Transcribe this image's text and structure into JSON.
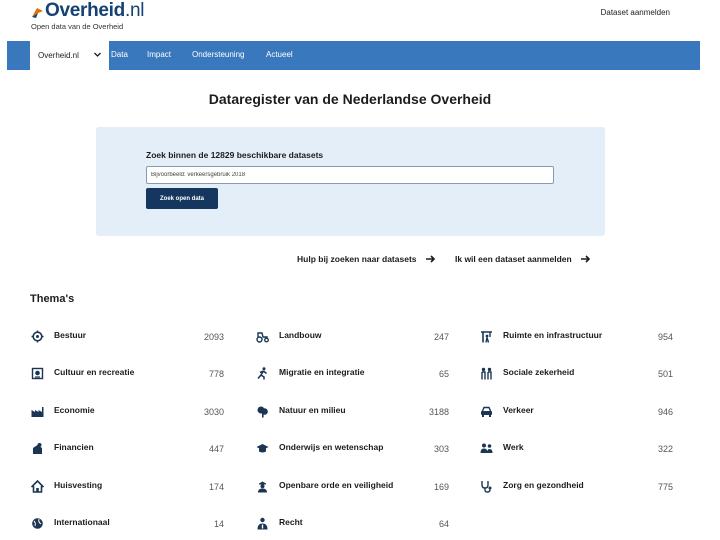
{
  "header": {
    "logo_text": "Overheid",
    "logo_suffix": ".nl",
    "logo_subtitle": "Open data van de Overheid",
    "register_link": "Dataset aanmelden"
  },
  "nav": {
    "selected": "Overheid.nl",
    "items": [
      "Data",
      "Impact",
      "Ondersteuning",
      "Actueel"
    ]
  },
  "page": {
    "title": "Dataregister van de Nederlandse Overheid"
  },
  "search": {
    "label": "Zoek binnen de 12829 beschikbare datasets",
    "placeholder": "Bijvoorbeeld: verkeersgebruik 2018",
    "button": "Zoek open data"
  },
  "links": {
    "help": "Hulp bij zoeken naar datasets",
    "register": "Ik wil een dataset aanmelden"
  },
  "themes": {
    "heading": "Thema's",
    "items": [
      {
        "name": "Bestuur",
        "count": "2093",
        "icon": "gear-icon"
      },
      {
        "name": "Landbouw",
        "count": "247",
        "icon": "tractor-icon"
      },
      {
        "name": "Ruimte en infrastructuur",
        "count": "954",
        "icon": "construction-icon"
      },
      {
        "name": "Cultuur en recreatie",
        "count": "778",
        "icon": "theatre-icon"
      },
      {
        "name": "Migratie en integratie",
        "count": "65",
        "icon": "person-walking-icon"
      },
      {
        "name": "Sociale zekerheid",
        "count": "501",
        "icon": "people-icon"
      },
      {
        "name": "Economie",
        "count": "3030",
        "icon": "factory-icon"
      },
      {
        "name": "Natuur en milieu",
        "count": "3188",
        "icon": "tree-icon"
      },
      {
        "name": "Verkeer",
        "count": "946",
        "icon": "car-icon"
      },
      {
        "name": "Financien",
        "count": "447",
        "icon": "money-icon"
      },
      {
        "name": "Onderwijs en wetenschap",
        "count": "303",
        "icon": "graduation-cap-icon"
      },
      {
        "name": "Werk",
        "count": "322",
        "icon": "workers-icon"
      },
      {
        "name": "Huisvesting",
        "count": "174",
        "icon": "house-icon"
      },
      {
        "name": "Openbare orde en veiligheid",
        "count": "169",
        "icon": "police-icon"
      },
      {
        "name": "Zorg en gezondheid",
        "count": "775",
        "icon": "stethoscope-icon"
      },
      {
        "name": "Internationaal",
        "count": "14",
        "icon": "globe-icon"
      },
      {
        "name": "Recht",
        "count": "64",
        "icon": "judge-icon"
      }
    ]
  },
  "colors": {
    "nav_bg": "#3a78bd",
    "brand_dark": "#154273",
    "panel_bg": "#e4eef8",
    "button_bg": "#14365f"
  }
}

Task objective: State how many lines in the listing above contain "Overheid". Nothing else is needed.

Written answer: 4